# WORK ORDER:
Count lines with "JSON" below; give only the number.

[Excerpts from an interface dataset]
■ ■ ■
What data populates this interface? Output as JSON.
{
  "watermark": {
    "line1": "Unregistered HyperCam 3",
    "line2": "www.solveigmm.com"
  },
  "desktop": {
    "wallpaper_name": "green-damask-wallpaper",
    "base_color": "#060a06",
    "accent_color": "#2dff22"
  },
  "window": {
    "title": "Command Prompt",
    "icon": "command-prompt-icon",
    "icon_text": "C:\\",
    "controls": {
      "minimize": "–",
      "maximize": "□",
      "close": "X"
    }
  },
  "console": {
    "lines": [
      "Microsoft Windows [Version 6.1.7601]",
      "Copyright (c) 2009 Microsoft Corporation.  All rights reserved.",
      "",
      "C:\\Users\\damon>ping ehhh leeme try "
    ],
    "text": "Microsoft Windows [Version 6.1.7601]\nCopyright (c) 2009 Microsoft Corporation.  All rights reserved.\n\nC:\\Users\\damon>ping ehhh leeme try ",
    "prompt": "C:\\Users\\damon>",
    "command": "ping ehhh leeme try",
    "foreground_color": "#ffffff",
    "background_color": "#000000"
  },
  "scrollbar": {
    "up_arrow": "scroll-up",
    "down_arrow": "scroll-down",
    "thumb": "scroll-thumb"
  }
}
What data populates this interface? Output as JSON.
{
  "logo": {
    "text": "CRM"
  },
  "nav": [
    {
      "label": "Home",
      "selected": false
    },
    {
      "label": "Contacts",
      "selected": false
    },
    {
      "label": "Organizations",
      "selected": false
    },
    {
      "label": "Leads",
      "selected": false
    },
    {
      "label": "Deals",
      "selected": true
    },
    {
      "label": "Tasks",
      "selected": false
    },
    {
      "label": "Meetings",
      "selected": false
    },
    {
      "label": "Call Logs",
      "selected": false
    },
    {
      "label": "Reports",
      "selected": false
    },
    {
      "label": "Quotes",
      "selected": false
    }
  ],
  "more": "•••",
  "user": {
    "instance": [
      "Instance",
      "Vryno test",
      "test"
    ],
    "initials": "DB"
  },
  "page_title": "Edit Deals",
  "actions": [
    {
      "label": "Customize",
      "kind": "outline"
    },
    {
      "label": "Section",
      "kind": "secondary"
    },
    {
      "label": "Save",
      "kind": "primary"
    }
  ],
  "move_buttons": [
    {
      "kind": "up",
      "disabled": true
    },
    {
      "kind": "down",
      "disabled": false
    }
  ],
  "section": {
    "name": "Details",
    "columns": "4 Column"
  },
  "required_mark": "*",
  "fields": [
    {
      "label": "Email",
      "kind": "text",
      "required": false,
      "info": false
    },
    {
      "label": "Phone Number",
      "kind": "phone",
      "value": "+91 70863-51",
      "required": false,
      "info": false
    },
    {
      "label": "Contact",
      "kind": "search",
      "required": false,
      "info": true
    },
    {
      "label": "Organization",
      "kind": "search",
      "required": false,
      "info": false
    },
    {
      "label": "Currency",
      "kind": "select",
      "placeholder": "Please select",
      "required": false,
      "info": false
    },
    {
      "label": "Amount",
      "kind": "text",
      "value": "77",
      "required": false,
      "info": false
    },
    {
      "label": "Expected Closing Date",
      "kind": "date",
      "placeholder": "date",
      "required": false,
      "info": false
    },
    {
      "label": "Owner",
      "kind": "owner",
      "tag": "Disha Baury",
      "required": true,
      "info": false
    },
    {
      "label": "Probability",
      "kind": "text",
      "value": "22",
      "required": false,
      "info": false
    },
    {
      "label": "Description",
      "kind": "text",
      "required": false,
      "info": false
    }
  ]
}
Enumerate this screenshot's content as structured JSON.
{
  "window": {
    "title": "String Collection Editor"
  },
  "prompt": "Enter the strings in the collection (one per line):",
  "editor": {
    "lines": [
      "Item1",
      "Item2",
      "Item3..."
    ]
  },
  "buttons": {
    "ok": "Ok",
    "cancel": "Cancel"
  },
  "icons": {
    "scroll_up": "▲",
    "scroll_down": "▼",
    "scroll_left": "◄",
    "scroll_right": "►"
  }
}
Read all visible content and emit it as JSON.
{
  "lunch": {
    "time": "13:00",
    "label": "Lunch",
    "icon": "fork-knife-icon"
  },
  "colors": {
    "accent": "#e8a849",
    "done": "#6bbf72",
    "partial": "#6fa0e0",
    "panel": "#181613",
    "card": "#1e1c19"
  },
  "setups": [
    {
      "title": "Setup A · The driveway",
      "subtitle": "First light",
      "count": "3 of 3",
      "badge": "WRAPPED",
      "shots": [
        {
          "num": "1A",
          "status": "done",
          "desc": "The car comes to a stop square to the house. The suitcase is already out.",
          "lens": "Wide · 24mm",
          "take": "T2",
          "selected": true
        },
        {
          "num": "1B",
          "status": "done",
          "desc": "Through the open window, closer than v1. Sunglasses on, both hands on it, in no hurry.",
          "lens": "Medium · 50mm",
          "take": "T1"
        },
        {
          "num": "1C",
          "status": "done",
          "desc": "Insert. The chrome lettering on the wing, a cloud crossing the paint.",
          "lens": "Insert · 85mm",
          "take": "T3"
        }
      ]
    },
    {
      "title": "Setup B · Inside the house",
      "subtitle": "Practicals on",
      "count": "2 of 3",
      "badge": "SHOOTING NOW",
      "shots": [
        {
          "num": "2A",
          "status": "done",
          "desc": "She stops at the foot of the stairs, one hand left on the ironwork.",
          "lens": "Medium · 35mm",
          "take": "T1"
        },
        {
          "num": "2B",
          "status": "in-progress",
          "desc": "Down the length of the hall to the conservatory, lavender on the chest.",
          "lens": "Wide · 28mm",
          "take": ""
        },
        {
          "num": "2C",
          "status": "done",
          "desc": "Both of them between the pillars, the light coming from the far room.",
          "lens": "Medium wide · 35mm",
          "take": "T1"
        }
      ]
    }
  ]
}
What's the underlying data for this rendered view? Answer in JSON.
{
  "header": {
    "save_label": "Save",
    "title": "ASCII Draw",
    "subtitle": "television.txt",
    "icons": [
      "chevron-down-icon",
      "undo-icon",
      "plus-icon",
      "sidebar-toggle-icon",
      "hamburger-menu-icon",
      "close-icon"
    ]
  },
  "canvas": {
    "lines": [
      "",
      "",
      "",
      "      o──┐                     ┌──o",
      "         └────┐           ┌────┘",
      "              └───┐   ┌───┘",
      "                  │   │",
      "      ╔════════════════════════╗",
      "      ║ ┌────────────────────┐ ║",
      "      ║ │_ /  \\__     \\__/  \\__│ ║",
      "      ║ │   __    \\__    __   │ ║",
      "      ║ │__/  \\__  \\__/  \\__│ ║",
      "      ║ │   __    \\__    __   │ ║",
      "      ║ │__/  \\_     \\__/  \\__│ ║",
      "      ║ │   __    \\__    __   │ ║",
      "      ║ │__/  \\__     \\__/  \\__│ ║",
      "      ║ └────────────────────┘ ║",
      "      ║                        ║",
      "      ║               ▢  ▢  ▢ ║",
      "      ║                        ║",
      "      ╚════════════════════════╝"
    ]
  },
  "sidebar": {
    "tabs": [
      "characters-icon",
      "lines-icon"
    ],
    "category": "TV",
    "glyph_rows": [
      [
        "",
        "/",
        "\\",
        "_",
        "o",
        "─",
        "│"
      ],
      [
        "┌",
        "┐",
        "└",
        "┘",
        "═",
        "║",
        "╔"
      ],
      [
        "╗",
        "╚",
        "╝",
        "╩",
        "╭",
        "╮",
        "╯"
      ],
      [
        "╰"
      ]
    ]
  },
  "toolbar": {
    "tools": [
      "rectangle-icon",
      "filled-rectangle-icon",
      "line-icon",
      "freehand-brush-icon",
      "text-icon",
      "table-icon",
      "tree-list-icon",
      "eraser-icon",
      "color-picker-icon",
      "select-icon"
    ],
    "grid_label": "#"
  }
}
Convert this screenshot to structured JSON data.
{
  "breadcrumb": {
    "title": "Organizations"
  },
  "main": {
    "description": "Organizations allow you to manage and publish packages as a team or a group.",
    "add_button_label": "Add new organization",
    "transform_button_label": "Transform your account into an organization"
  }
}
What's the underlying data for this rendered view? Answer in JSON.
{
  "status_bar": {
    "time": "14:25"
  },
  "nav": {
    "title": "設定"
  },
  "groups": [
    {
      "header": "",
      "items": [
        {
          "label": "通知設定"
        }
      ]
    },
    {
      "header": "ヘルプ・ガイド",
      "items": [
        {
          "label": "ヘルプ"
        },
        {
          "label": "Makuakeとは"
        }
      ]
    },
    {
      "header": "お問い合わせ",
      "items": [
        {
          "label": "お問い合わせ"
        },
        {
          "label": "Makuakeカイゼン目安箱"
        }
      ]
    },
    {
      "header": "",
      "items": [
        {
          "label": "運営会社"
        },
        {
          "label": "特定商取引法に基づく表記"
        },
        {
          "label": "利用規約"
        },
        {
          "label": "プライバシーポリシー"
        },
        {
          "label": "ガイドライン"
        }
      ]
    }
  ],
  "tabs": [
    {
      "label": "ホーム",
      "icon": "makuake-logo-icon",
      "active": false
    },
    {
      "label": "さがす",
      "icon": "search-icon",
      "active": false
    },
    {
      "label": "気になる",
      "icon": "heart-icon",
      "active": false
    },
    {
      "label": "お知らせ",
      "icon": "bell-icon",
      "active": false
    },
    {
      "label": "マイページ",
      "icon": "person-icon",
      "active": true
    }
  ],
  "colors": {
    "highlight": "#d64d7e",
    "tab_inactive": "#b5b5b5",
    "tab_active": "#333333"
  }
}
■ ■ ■
# SOLUTION FOR THIS EXERCISE:
7